Kathy Morrison
Sacramento Bee

"What would you like me to bring for Thanksgiving?"

Even as you asked your host that question, you might have thought to yourself, "Oh, please, don't ask me to bring appetizers/salad/a casserole/dessert. Ask me to bring rolls. No one ever expects homemade rolls."

Too late — you're committed. And you have no idea what to bring.

Because your host will likely have the turkey, gravy and stuffing parts covered, your job is to help fill in the bounty.

Here are some ideas and tips for the Thanksgiving potluck guest, culled from decades as a guest, but never the host of Thanksgiving:

What to bring

■Contribute something you like to eat.

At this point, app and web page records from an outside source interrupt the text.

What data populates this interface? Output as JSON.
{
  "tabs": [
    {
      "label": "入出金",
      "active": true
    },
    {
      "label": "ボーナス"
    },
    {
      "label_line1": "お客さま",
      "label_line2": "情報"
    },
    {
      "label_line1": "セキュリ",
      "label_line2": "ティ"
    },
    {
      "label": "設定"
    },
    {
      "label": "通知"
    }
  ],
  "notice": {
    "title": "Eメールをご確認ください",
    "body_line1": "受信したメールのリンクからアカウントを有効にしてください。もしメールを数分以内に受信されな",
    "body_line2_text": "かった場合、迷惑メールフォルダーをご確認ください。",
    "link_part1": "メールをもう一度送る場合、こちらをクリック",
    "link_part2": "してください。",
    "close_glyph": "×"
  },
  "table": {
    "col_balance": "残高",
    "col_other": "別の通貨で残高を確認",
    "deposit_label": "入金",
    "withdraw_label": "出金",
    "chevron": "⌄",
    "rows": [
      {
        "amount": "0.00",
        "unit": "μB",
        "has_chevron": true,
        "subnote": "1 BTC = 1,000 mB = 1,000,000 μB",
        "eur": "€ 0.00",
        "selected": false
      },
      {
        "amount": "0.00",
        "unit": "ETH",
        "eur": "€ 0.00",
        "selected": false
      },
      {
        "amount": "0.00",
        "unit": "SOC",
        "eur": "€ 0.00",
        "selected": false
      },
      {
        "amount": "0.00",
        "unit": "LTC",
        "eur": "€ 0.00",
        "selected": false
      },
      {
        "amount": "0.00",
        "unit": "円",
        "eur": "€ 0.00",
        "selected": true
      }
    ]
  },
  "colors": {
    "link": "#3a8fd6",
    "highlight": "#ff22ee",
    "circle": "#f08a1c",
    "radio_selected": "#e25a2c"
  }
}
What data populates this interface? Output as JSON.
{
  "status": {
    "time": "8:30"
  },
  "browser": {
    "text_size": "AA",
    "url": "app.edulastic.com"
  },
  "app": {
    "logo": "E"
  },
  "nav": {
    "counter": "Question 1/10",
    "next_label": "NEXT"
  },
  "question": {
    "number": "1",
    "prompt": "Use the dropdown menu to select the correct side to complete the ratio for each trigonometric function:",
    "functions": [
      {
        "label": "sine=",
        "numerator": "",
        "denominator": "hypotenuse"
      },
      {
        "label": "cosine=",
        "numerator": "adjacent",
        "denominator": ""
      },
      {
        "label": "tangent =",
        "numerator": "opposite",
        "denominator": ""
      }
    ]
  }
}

That way, no matter what else is served, you'll have something familiar to enjoy. This is especially important for vegetarians or folks with food allergies. (You did tell your host about that, didn't you?)

■For vegetables or salad, think color and texture. Turkey and gravy and mashed potatoes are soft, so add some crunch to the meal with a bell-pepper/apple slaw, a broccoli salad or a vegetable tart.

■This goes double for appetizers, since you don't want to fill up everyone ahead of the meal with something like melted-cheese dip. You can't go wrong with raw sliced vegetables with herb-infused yogurt dip. To keep everyone's taste buds fresh, look for flavors that likely won't be duplicated in the meal: citrus (sticks of peeled jicama sprinkled with lime juice and chili powder), tomatoes (bruschetta or stuffed cherry tomatoes) or spicy peppers (salsa).

■If you're bringing a side dish, plan to dress it up. This is a festive occasion. Just before serving, sprinkle some pomegranate seeds or toasted slivered almonds or pepitas over the vegetables or salad.

Transport and serving

Don't assume your host will have oven space available for your dish — or even much refrigerator space. Bring something that can be served at room temperature or quickly reheated. If it's a cold item, such as a salad, carry it in a cooler with a cold pack or plenty of ice.

Bring a server (with your name on it) appropriate for your dish. That way, you don't have to raid your host's kitchen drawers. And don't forget to label the container, too — but if you've baked something, wait until it has cooled.

A host gift is an optional, but gracious touch. Ideas include gourmet coffee beans or a bottle of wine not intended to be served.

Don't assume you'll get leftovers to take home — even from your own contribution. As "Dear Abby" columns make clear, nothing provokes bad feelings at Thanksgiving like conflicting expectations for leftovers.